It turns out Emily had also carried on cyber affairs with several women, all the while pretending to be a handsome man in his 20s from Canada. She had dozens of friends whom she texted and instant messaged every day, including a young girl who was 13 when she met the Dirr family. She’s 17 now and absolutely devastated that her friend was just an illusion. Dozens of people who considered JS and Dana close friends and allies in the fight against childhood cancer have been left shattered.
Many of the parents who took the time to emotionally support and comfort the Dirr family had sick or dying children of their own. They now look back and realize that they wasted time on fictional characters, precious time they could have spent with their own children. Some parents have removed their support pages from the web, terrified that someone will steal their children’s pictures and pull this same thing all over again.

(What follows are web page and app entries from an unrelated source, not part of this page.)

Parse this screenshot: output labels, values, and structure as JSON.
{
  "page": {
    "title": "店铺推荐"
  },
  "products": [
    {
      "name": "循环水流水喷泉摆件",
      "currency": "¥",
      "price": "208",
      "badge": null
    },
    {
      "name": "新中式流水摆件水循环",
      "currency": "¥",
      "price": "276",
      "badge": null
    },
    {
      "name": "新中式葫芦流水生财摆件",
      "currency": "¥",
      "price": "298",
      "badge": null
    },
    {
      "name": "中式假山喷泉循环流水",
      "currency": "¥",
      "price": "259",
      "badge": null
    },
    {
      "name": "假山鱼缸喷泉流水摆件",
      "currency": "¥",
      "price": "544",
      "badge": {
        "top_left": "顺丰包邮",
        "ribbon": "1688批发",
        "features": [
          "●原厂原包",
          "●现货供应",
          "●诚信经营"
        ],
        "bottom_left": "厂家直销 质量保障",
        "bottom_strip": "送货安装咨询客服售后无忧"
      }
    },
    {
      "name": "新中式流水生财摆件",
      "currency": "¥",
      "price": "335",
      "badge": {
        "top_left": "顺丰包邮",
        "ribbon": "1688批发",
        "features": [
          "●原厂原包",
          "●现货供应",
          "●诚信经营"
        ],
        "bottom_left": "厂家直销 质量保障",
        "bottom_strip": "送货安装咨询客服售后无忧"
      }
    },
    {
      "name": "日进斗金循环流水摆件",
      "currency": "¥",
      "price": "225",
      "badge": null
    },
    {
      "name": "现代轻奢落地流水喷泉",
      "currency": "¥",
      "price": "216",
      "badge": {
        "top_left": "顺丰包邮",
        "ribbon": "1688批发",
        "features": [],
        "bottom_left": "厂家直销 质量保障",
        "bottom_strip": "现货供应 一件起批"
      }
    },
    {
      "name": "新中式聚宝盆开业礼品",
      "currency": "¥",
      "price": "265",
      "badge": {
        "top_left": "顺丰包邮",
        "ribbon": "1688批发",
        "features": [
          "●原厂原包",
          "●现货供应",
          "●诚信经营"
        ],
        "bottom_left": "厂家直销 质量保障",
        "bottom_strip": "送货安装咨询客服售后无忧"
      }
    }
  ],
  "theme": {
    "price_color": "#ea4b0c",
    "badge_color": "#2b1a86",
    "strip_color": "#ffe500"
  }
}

If Emily Dirr does have Munchausen by Internet, she needs some very serious mental help. People who have this disorder do not stop. When one of their stories is revealed to be fake, they pull up camp, move on to a different community of victims and start all over again.
Emily still has 46 fake Facebook profiles that she hasn’t gotten rid of yet.
Thank you to the huge number of people, all over the world, who researched this hoax, sent in exchanges they’d had with the Dirr family, took pictures of their bracelets, floated crazy theories that ended up being true and taught me that nothing is ever anonymous on the Internet